### What the task requires
Each entry is to be reproduced verbatim, and images are to be omitted.

══ Given data ══

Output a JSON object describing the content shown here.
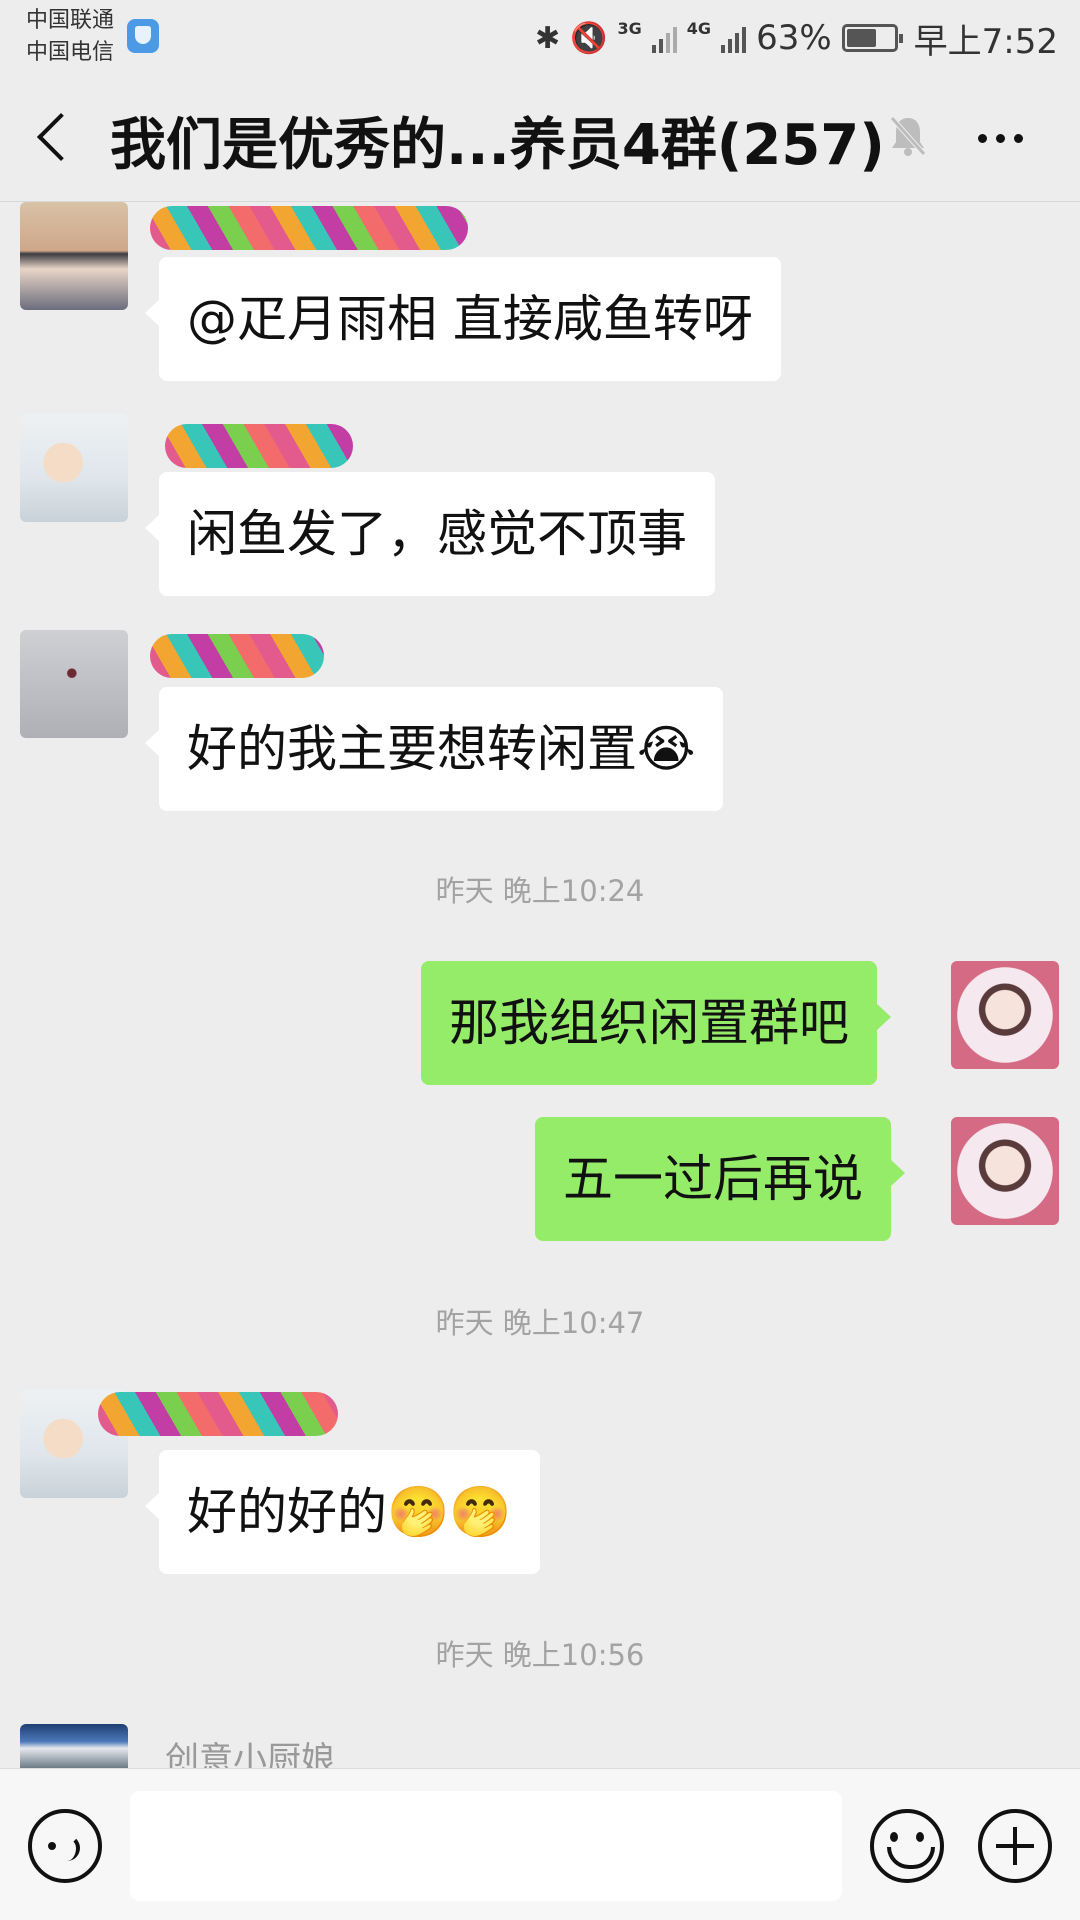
{
  "status_bar": {
    "carrier_1": "中国联通",
    "carrier_2": "中国电信",
    "net_1": "3G",
    "net_2": "4G",
    "battery_percent": "63%",
    "battery_level": 0.63,
    "time": "早上7:52"
  },
  "nav": {
    "title": "我们是优秀的...养员4群(257)",
    "icons": [
      "back-icon",
      "mute-icon",
      "more-icon"
    ]
  },
  "messages": [
    {
      "side": "incoming",
      "text": "@疋月雨相  直接咸鱼转呀"
    },
    {
      "side": "incoming",
      "text": "闲鱼发了，感觉不顶事"
    },
    {
      "side": "incoming",
      "text": "好的我主要想转闲置😭"
    },
    {
      "side": "outgoing",
      "text": "那我组织闲置群吧"
    },
    {
      "side": "outgoing",
      "text": "五一过后再说"
    },
    {
      "side": "incoming",
      "text": "好的好的🤭🤭"
    }
  ],
  "timestamps": [
    "昨天 晚上10:24",
    "昨天 晚上10:47",
    "昨天 晚上10:56"
  ],
  "partial_sender": "创意小厨娘",
  "input_bar": {
    "input_value": "",
    "icons": [
      "voice-icon",
      "emoji-icon",
      "plus-icon"
    ]
  },
  "colors": {
    "background": "#ededed",
    "outgoing_bubble": "#95ec69",
    "incoming_bubble": "#ffffff",
    "timestamp_text": "#a3a3a3"
  }
}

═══

### Task solution
Output a JSON object describing the content shown here.
{
  "status_bar": {
    "carrier_1": "中国联通",
    "carrier_2": "中国电信",
    "net_1": "3G",
    "net_2": "4G",
    "battery_percent": "63%",
    "battery_level": 0.63,
    "time": "早上7:52"
  },
  "nav": {
    "title": "我们是优秀的...养员4群(257)",
    "icons": [
      "back-icon",
      "mute-icon",
      "more-icon"
    ]
  },
  "messages": [
    {
      "side": "incoming",
      "text": "@疋月雨相  直接咸鱼转呀"
    },
    {
      "side": "incoming",
      "text": "闲鱼发了，感觉不顶事"
    },
    {
      "side": "incoming",
      "text": "好的我主要想转闲置😭"
    },
    {
      "side": "outgoing",
      "text": "那我组织闲置群吧"
    },
    {
      "side": "outgoing",
      "text": "五一过后再说"
    },
    {
      "side": "incoming",
      "text": "好的好的🤭🤭"
    }
  ],
  "timestamps": [
    "昨天 晚上10:24",
    "昨天 晚上10:47",
    "昨天 晚上10:56"
  ],
  "partial_sender": "创意小厨娘",
  "input_bar": {
    "input_value": "",
    "icons": [
      "voice-icon",
      "emoji-icon",
      "plus-icon"
    ]
  },
  "colors": {
    "background": "#ededed",
    "outgoing_bubble": "#95ec69",
    "incoming_bubble": "#ffffff",
    "timestamp_text": "#a3a3a3"
  }
}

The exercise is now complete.